In the United States, teens (17 to 20 years of age) are involved in 15% of crashes, and in some localized areas that percentage is even higher! Recent statistics show that motor vehicle crashes are now the #1 killer of teens in America, and while crashes account for only 2% of all deaths nationwide, they account for a surprising 70% of teen injury deaths. Speed, distraction, fatigue and inexperience, coupled with a lack of seat belt use, are all prevalent factors in these fatal crashes.
In fact, because of the high death toll involved with teen driving, many states have already enacting Graduated Driver Licensing (GDL) laws.
Graduated Driver Licensing introduces teenage drivers to the road in stages, over an extended period of time and in an environment that minimizes risk. First is the Permit Phase where the teen practices with supervision. Next is the Provisional or Probationary Phase where the teen is allowed independent driving with restrictions. Only after successfully completing both phases will the teen be granted full driving privileges. As your teen learns this new and important skill, practice is very important. As a parent or guardian of a new driver, spend as much time as possible helping and teaching your teen good driving habits.
Many states have restrictive laws that go along with having a GDL license, such as:
These laws may vary a bit by state but are now becoming extremely common. In most states with GDL laws, your child must complete at least 6 months of driving, and be at least 16 years of age, before they can apply for a standard driver’s license with no restrictions.

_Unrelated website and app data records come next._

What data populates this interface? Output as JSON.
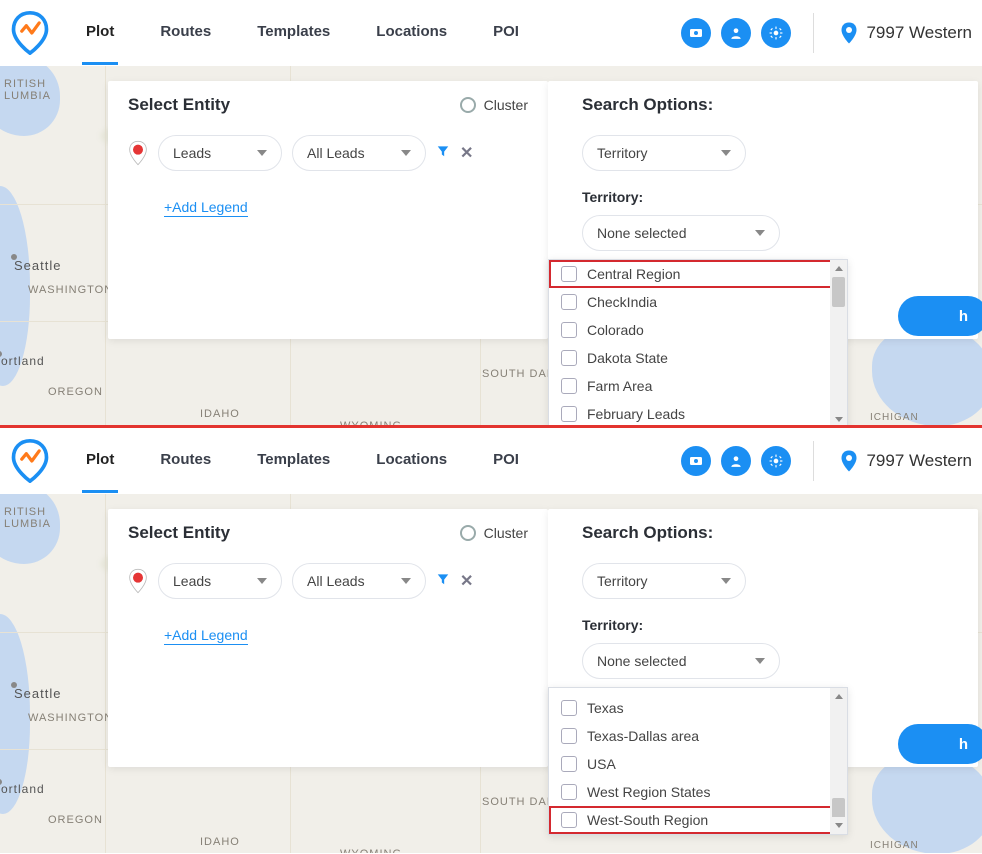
{
  "nav": {
    "tabs": [
      "Plot",
      "Routes",
      "Templates",
      "Locations",
      "POI"
    ],
    "address": "7997 Western"
  },
  "left": {
    "title": "Select Entity",
    "cluster_label": "Cluster",
    "dd1": "Leads",
    "dd2": "All Leads",
    "add_legend": "+Add Legend"
  },
  "right": {
    "title": "Search Options:",
    "search_by": "Territory",
    "section": "Territory:",
    "territory_selected": "None selected"
  },
  "territory_options_top": [
    {
      "label": "Central Region",
      "highlight": true
    },
    {
      "label": "CheckIndia"
    },
    {
      "label": "Colorado"
    },
    {
      "label": "Dakota State"
    },
    {
      "label": "Farm Area"
    },
    {
      "label": "February Leads"
    }
  ],
  "territory_options_bottom": [
    {
      "label": "Texas"
    },
    {
      "label": "Texas-Dallas area"
    },
    {
      "label": "USA"
    },
    {
      "label": "West Region States"
    },
    {
      "label": "West-South Region",
      "highlight": true
    }
  ],
  "search_btn": "h",
  "map_labels": {
    "bc": "RITISH\nLUMBIA",
    "seattle": "Seattle",
    "wa": "WASHINGTON",
    "portland": "ortland",
    "oregon": "OREGON",
    "idaho": "IDAHO",
    "wyoming": "WYOMING",
    "sdakota": "SOUTH DAKOTA",
    "michigan": "ICHIGAN"
  }
}
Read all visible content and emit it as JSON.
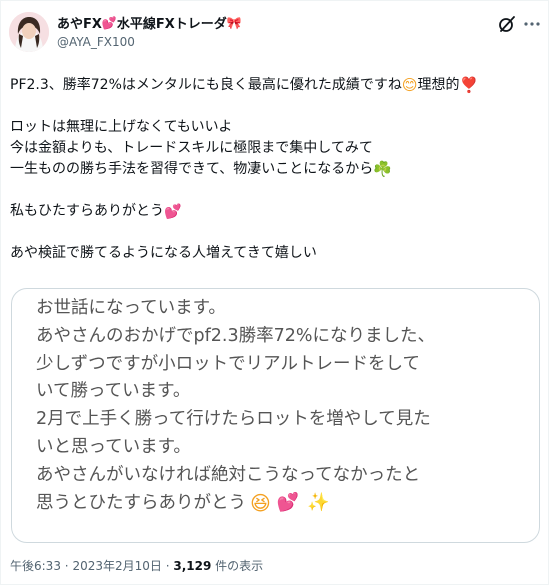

Insurance statistics show that since the youthful driver is significantly more likely to have an accident than a typical adult driver, so there will be a higher premium charged when the youthful driver is added to the parents policy.
There is a temptation then to “forget” to add the new driver to the auto policy or not list the new driver on your renewal questionnaire in order to save money even though the child is driving Mom or Dad’s car. We caution you against this practice. The states have certain fraud laws in this area that will allow an insurance company to deny a claim in the event the driver is an undisclosed household operator. In addition, the Attorney General has the ability to fine the policy holder in the range of thousands of dollars.
The decision is made. You want to buy your son or daughter their first car. It will be in your name and properly added to your policy. But what to buy? You know it's not only the car model you have to consider. You also have to think about the impact the car will have on your auto insurance.
Insurance companies surcharge youthful operators in three areas:
If you choose a vehicle that may be older, and does not require comprehensive or collision (a lower value vehicle) the premium will be considerably less than a newer one which will require full coverage.
Let us assist you in making a good choice for your teen. Contact us and one of our agents can help you make the right decision when buying that first car for your teenager.